Kathryn O’Callaghan and Nada Hanafi discussed the Center for Devices and Radiological Health newly established Health of Women (HoW) Program. The mission of the HoW Program is two-fold: to improve the availability and consistency of sex-specific information for the safe and effective use of medical devices in women, and to improve the health of women as a special/priority population by targeting resources and fostering the development of innovative technology and clinical study paradigms to address identified gaps and unmet needs. The major priority activities for this program include 1) recruitment and retention strategies, 2) data analysis and communication of sex-specific findings, 3) gap analysis and coordinated research within priority product areas of known sex differences or unmet women’s health needs. At present, there is a new FDA Draft Guidance for Evaluation of Sex Differences in Medical Device Clinical Studies which aims to achieve representative enrollment of women in clinical trials, obtain sex-specific data and achieve transparent reporting of sex-specific findings to the public. The intended impact of these policies is to better communicate the balance of risks and benefits to the patient and physician, identify questions for further study, and demonstrate that covariates of sex and other demographics should be considered during the design stage.
2 “Handbook of Clinical Gender Medicine” editors, Karin Schenck-Gustafsson,Paula de Cola, Donald Pfaff, David Pisetsky, Karger AG 2012,ISBN 978-3-8055-9929-0, e-ISBN 978-3-8055-9930-6
3 Godman B, Wettermark B, Hoffmann M, Andersson K, Haycox A, Gustafsson LL. Swedish experience in ambulatory care with multifaceted national and regional drug reforms and initiatives: global relevance. Expert Review of Pharmacoeconomics and Outcomes Research 2009;9:65-83
4 Ludvigsson JF, Otterblad-Olausson P, Pettersson BU, Ekbom A. The Swedish personal identity number: possibilities and pitfalls in healthcare and medical research. Eur J Epidemiol 2009;24:659
5 Furu K, Wettermark B, Andersen M, Martikainen JE, Almarsdottir AB, Sørensen HT. The Nordic Countries as a Cohort for Pharmacoepidemiological Research. Basic Clin Pharmacol Toxicol. 2010;106:86-94
6 Eiermann B, Bastholm-Rahmner P, Korkmaz S, Lilja B, Veg A, Wettermark B, Gustafsson LL. Knowledge databases for clinical decision support in drug prescribing- development, quality assurance, management, integration, implementation and evaluation of clinical value. Chapter in Clinical Decision Support, Vienna 2009
7 Loikas D, Wettermark B, Von Euler M, Bergman U, Weitoft GR, Schenck-Gustafsson K. Big gender differences in drug utilization. The underlying disease is an insufficient explanation according to a systematic analysis]. [Article in Swedish] Swedish Medical J, 2011 Oct 5-11; 108(40):1957-62.

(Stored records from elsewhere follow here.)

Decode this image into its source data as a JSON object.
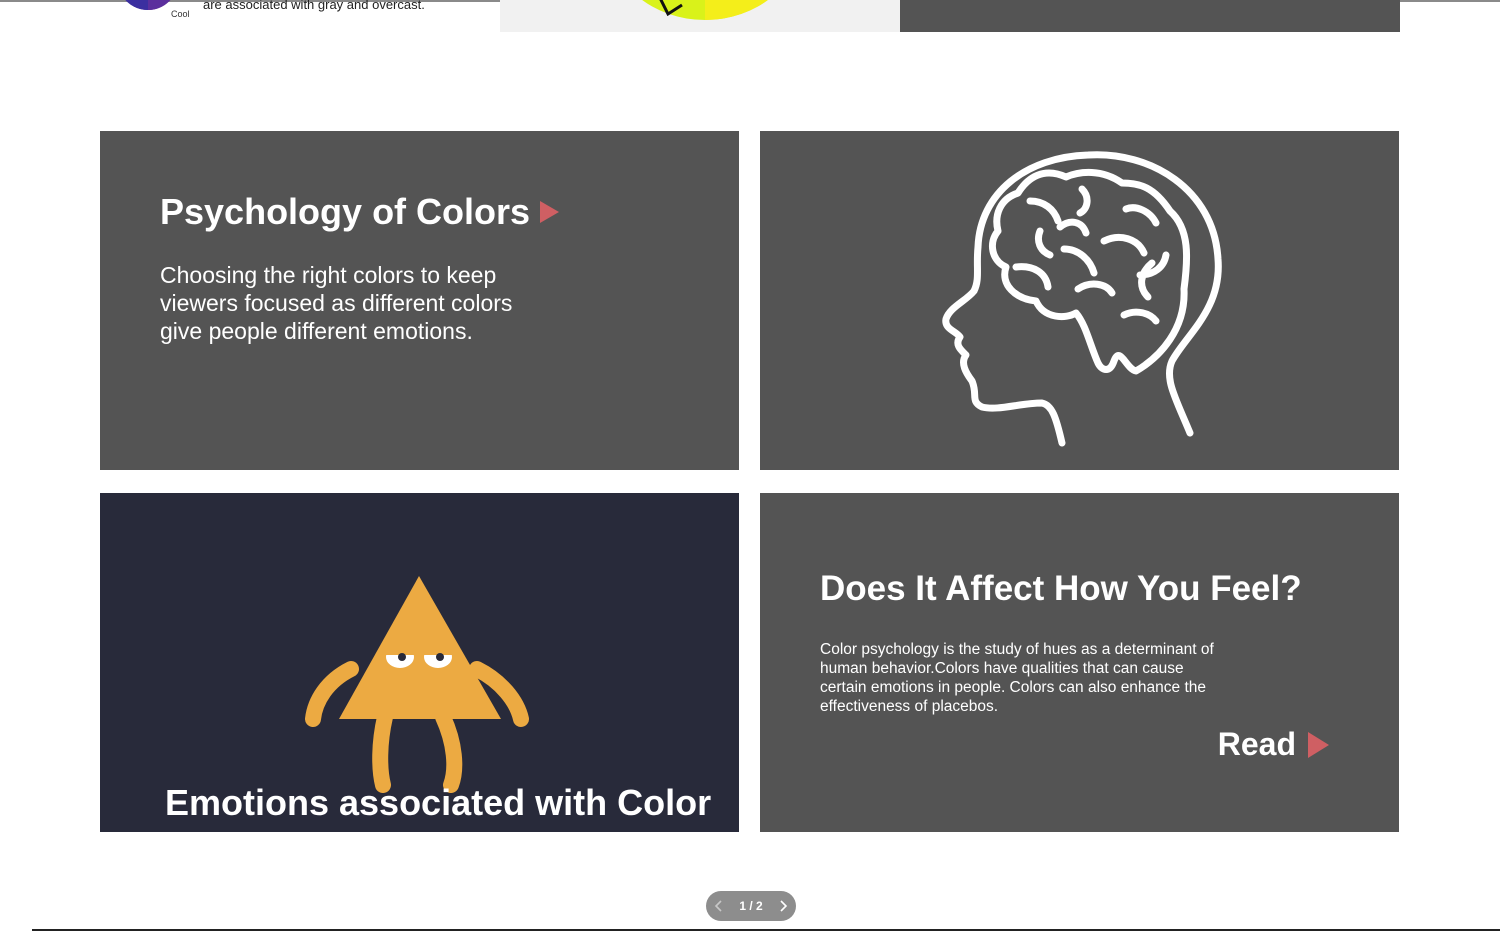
{
  "top_strip": {
    "wheel_label": "Cool",
    "caption": "are associated with gray and overcast."
  },
  "tiles": {
    "psychology": {
      "title": "Psychology of Colors",
      "description": "Choosing the right colors to keep viewers focused as different colors give people different emotions."
    },
    "brain": {
      "image_icon": "head-brain-outline-icon"
    },
    "emotions": {
      "title": "Emotions associated with Color",
      "image_icon": "triangle-character-icon"
    },
    "feel": {
      "title": "Does It Affect How You Feel?",
      "description": "Color psychology is the study of hues as a determinant of human behavior.Colors have qualities that can cause certain emotions in people. Colors can also enhance the effectiveness of placebos.",
      "read_label": "Read"
    }
  },
  "pager": {
    "label": "1 / 2",
    "current_page": 1,
    "total_pages": 2
  },
  "colors": {
    "tile_gray": "#545454",
    "tile_navy": "#282a3a",
    "accent_arrow": "#cf5f63",
    "character_orange": "#ecaa42",
    "pager_bg": "#8d8d8d"
  }
}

8 Loikas D, Wettermark B, Von Euler M, Bergman U, Weitoft GR, Schenck-Gustafsson K, Differences in drug utilization between men and women: a cross sectional database analysis of dispensed drugs in Sweden, In review